- [WORK TO BE COMPLETED]: Using the string "text" as the key, pull each matching line out of the records below.

BEGIN

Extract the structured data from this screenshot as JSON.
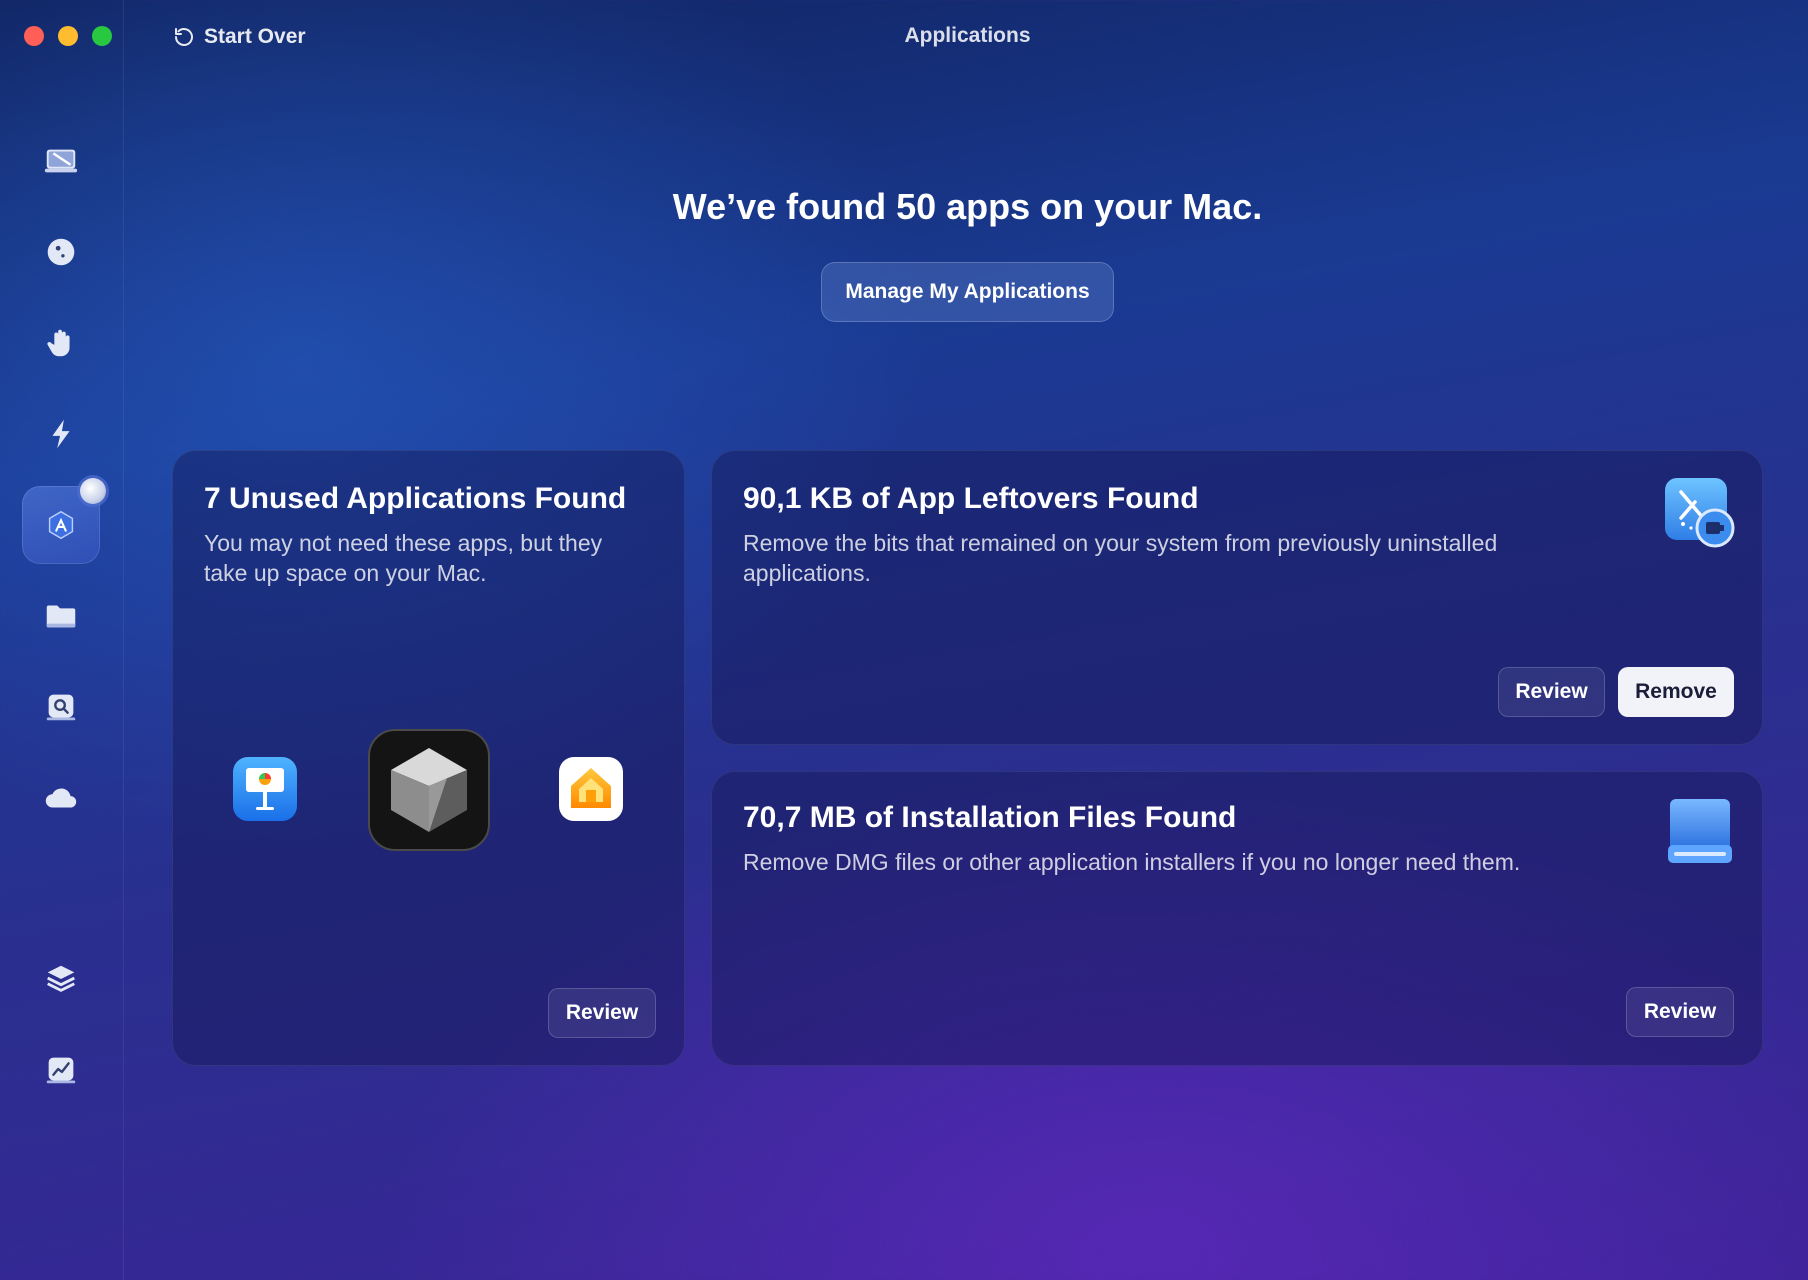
{
  "window": {
    "title": "Applications",
    "start_over_label": "Start Over"
  },
  "sidebar": {
    "items": [
      {
        "icon": "system-junk-icon",
        "active": false
      },
      {
        "icon": "protection-icon",
        "active": false
      },
      {
        "icon": "privacy-hand-icon",
        "active": false
      },
      {
        "icon": "speed-bolt-icon",
        "active": false
      },
      {
        "icon": "applications-icon",
        "active": true
      },
      {
        "icon": "files-folder-icon",
        "active": false
      },
      {
        "icon": "space-lens-icon",
        "active": false
      },
      {
        "icon": "cloud-icon",
        "active": false
      },
      {
        "icon": "stack-icon",
        "active": false
      },
      {
        "icon": "performance-chart-icon",
        "active": false
      }
    ]
  },
  "main": {
    "headline": "We’ve found 50 apps on your Mac.",
    "manage_button": "Manage My Applications"
  },
  "cards": {
    "unused": {
      "title": "7 Unused Applications Found",
      "description_line1": "You may not need these apps, but they",
      "description_line2": "take up space on your Mac.",
      "apps": [
        "keynote-icon",
        "cube-app-icon",
        "home-app-icon"
      ],
      "review_label": "Review"
    },
    "leftovers": {
      "title": "90,1 KB of App Leftovers Found",
      "description_line1": "Remove the bits that remained on your system from previously uninstalled",
      "description_line2": "applications.",
      "icon": "app-leftovers-icon",
      "review_label": "Review",
      "remove_label": "Remove"
    },
    "installers": {
      "title": "70,7 MB of Installation Files Found",
      "description_line1": "Remove DMG files or other application installers if you no longer need them.",
      "icon": "installer-drive-icon",
      "review_label": "Review"
    }
  },
  "colors": {
    "close": "#ff5f57",
    "minimize": "#febc2e",
    "zoom": "#28c840",
    "remove_button": "#f2f3f8"
  }
}
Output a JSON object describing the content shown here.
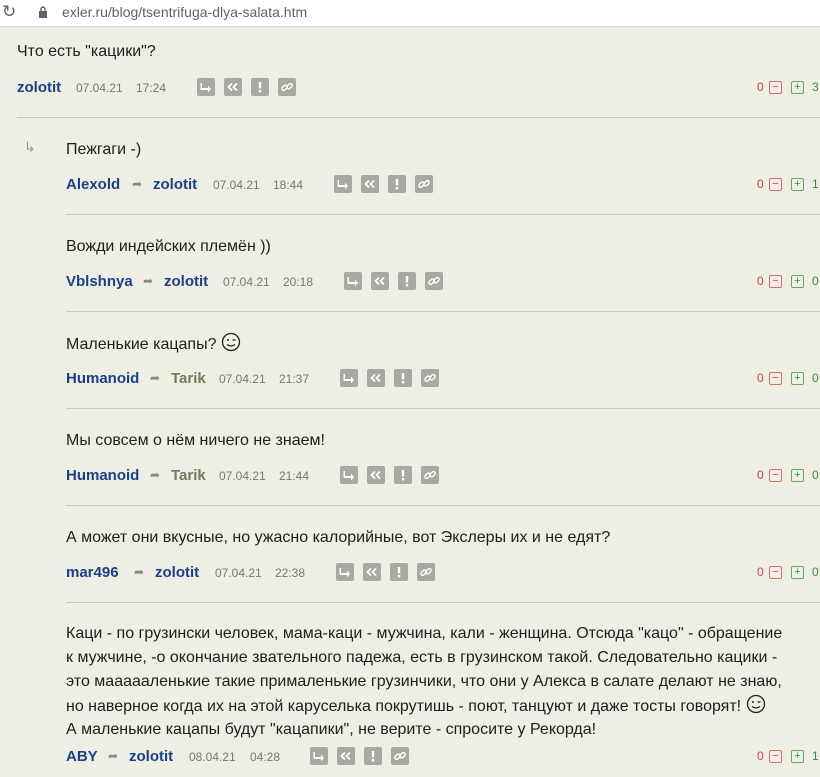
{
  "browser": {
    "url": "exler.ru/blog/tsentrifuga-dlya-salata.htm"
  },
  "comments": [
    {
      "text": "Что есть \"кацики\"?",
      "author": "zolotit",
      "date": "07.04.21",
      "time": "17:24",
      "minus": "0",
      "plus": "3"
    },
    {
      "text": "Пежгаги -)",
      "author": "Alexold",
      "reply_to": "zolotit",
      "date": "07.04.21",
      "time": "18:44",
      "minus": "0",
      "plus": "1"
    },
    {
      "text": "Вожди индейских племён ))",
      "author": "Vblshnya",
      "reply_to": "zolotit",
      "date": "07.04.21",
      "time": "20:18",
      "minus": "0",
      "plus": "0"
    },
    {
      "text": "Маленькие кацапы?",
      "author": "Humanoid",
      "reply_to": "Tarik",
      "date": "07.04.21",
      "time": "21:37",
      "minus": "0",
      "plus": "0"
    },
    {
      "text": "Мы совсем о нём ничего не знаем!",
      "author": "Humanoid",
      "reply_to": "Tarik",
      "date": "07.04.21",
      "time": "21:44",
      "minus": "0",
      "plus": "0"
    },
    {
      "text": "А может они вкусные, но ужасно калорийные, вот Экслеры их и не едят?",
      "author": "mar496",
      "reply_to": "zolotit",
      "date": "07.04.21",
      "time": "22:38",
      "minus": "0",
      "plus": "0"
    },
    {
      "lines": [
        "Каци - по грузински человек, мама-каци - мужчина, кали - женщина. Отсюда \"кацо\" - обращение",
        "к мужчине, -о окончание звательного падежа, есть в грузинском такой. Следовательно кацики -",
        "это маааааленькие такие прималенькие грузинчики, что они у Алекса в салате делают не знаю,",
        "но наверное когда их на этой каруселька покрутишь - поют, танцуют и даже тосты говорят!",
        "А маленькие кацапы будут \"кацапики\", не верите - спросите у Рекорда!"
      ],
      "author": "ABY",
      "reply_to": "zolotit",
      "date": "08.04.21",
      "time": "04:28",
      "minus": "0",
      "plus": "1"
    }
  ],
  "icons": {
    "reply": "reply-arrow-icon",
    "quote": "quote-icon",
    "report": "exclamation-icon",
    "link": "link-icon"
  },
  "colors": {
    "background": "#eeeee4",
    "author": "#1d3f86",
    "minus": "#c4444a",
    "plus": "#3d8a3d"
  }
}
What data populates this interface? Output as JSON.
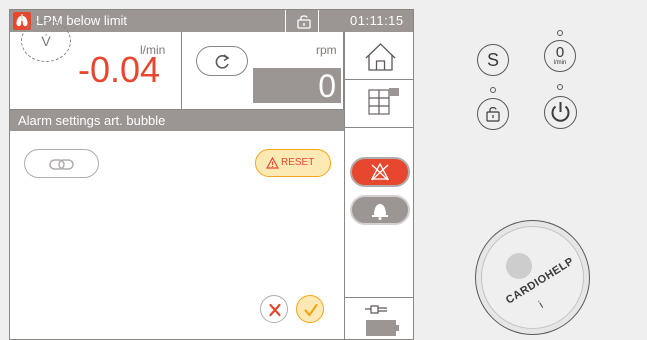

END

- [WRITTEN ANSWER]:
      "text": "Что есть \"кацики\"?",
      "text": "Пежгаги -)",
      "text": "Вожди индейских племён ))",
      "text": "Маленькие кацапы?",
      "text": "Мы совсем о нём ничего не знаем!",
      "text": "А может они вкусные, но ужасно калорийные, вот Экслеры их и не едят?",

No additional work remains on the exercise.